The Kalorama Information declares a rise of over $700 million funding for the market of stem cell technologies this 2012. The exploration of human stem cell research will expand its scope and it will continue to investigate the numerous benefits of cord blood banking as a source of revenue growth. The study on umbilical cord blood is considered as the least controversial source of stem cells but its process of collection is supported by many health experts and public organizations.
A healthcare market research expects that the funding can reach over $1 billion.
AusCord is an Australian cord blood bank funded by the government. For the reason that it does not provide cord blood for research purposes unless it is needed for clinical use, insufficient supply is experienced by numerous medical researchers in Cerebral Palsy Alliance.
Dr. Iona Novak is the head of the said association and she sincerely encourages more parents to store their newborn’s umbilical cord in private banks. The procedure costs around $3000 and if the numbers of stored units will improve, the research on stem cell research will also get a boost.
”We know that, at the moment, there are about 40 children with cerebral palsy with their own blood banked in Australia, which is not that much to do a study with,” Dr Novak said.
Mark Kirkland is an associate professor in CellCare, a private blood bank. He confirms that there are few privately banked cord blood samples in Australia and these units must be used for research.
”There’s been a lot of negativity around the idea of storing your child’s own cord blood because these are unproven treatments. But it’s a catch-22 – you can’t do the trials because you haven’t stored your child’s blood.”
Dr. Ngaire Elwood is the chairwoman of AusCord and she will look closer into the situation and will find a way to meet the needs of stem cell research once the system for utilization is fixed.
”For the next four years it’s felt that we are generally meeting the needs of the Australian population.”
There will be a time when India shall not only the hub of outsourcing businesses but it will also be the largest collector of umbilical cord blood in the world.
This is due to two reasons:
1) High number of annual births and
2) Its vast genetic diversity
As of the moment, there are twelve licensed cord blood banks in the country and three of this number belongs to the public sector. This is quite a small number to start into, especially for public donation, but the collected samples already reached as high as 50,000 in October.
The demand for cord blood has been on the rise but recent surveys show the number of cord blood transplants in India is very low. This is primarily because of the cost. The entire transplant procedure is very expensive and a lot of people can’t afford it. The country’s government must also expand the limited number of facilities for the preservation of stem cells.
Indian Cord blood donations…what’s it like there?

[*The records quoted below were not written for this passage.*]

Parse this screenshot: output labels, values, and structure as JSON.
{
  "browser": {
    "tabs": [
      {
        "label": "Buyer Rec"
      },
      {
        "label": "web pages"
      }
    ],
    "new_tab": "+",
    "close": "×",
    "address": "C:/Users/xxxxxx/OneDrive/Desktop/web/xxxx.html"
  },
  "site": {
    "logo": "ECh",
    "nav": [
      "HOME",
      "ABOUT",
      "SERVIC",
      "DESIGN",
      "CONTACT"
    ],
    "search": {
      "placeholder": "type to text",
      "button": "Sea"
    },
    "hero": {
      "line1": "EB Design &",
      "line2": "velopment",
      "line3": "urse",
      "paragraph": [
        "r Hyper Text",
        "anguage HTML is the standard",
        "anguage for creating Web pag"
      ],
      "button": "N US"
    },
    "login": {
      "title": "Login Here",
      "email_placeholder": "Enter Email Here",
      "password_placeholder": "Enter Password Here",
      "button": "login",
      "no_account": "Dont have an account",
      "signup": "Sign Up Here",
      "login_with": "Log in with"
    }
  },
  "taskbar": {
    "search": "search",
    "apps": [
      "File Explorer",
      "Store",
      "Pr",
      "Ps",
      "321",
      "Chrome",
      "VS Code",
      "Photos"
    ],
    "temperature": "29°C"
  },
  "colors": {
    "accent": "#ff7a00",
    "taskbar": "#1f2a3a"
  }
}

Quite simply, cord blood is the remaining blood from a baby’s umbilical cord and placenta after birth. Cord blood is loaded with our “stem cells” which are origins of the body’s immune and blood system and may be the origin of other organs and important systems in the body. Stem cells are important because they have the ability to regenerate into other types of cells in the body.
A few years ago, cord blood was simply discarded as medical waste after a birth. However in the past few years doctors have recognized that the stem cells have unique qualities which can be used in treatment of certain cancers. The most common medical use is for transplantation in many situations where bone marrow is considered. In the future, it is possible that scientists will discover more diseases that can be cured with cord blood.
In India the repository for cord blood is certainly looking up. In India cord blood storage has been available in major hospitals across the country for some time. The biggest cord blood repository in India and also the first one to commence commercial operations was Reliance life Sciences (RLS). RLS was incorporated in 2001 and since then it has invested $5 million and has plans to pump in $25 million into the centre over the next few years. According to Mukesh Ambani, chairman, Reliance Industries Limited ‘‘the stem cell-rich cord blood repository is an investment we are making for the future in order to be able to bring about an era of regenerative medicine’’.
Close on the heels on the heels of reliance life sciences commencing its commercial operation of its cord blood repository, another Pune based health care provider Ruby Hall Medical Research Centre, a subsidiary of Pune-based Ruby Hall Clinic, announced a 49:51 joint venture with Denmark-based biotechnology company Mesibo, with an aim to establish India’s largest cord blood storage facility at Pune. But unlucky its Denmark based went bust; the company is looking for a new partner, as per the company sources its talking to a Belgian company for opening a cord blood repository in India.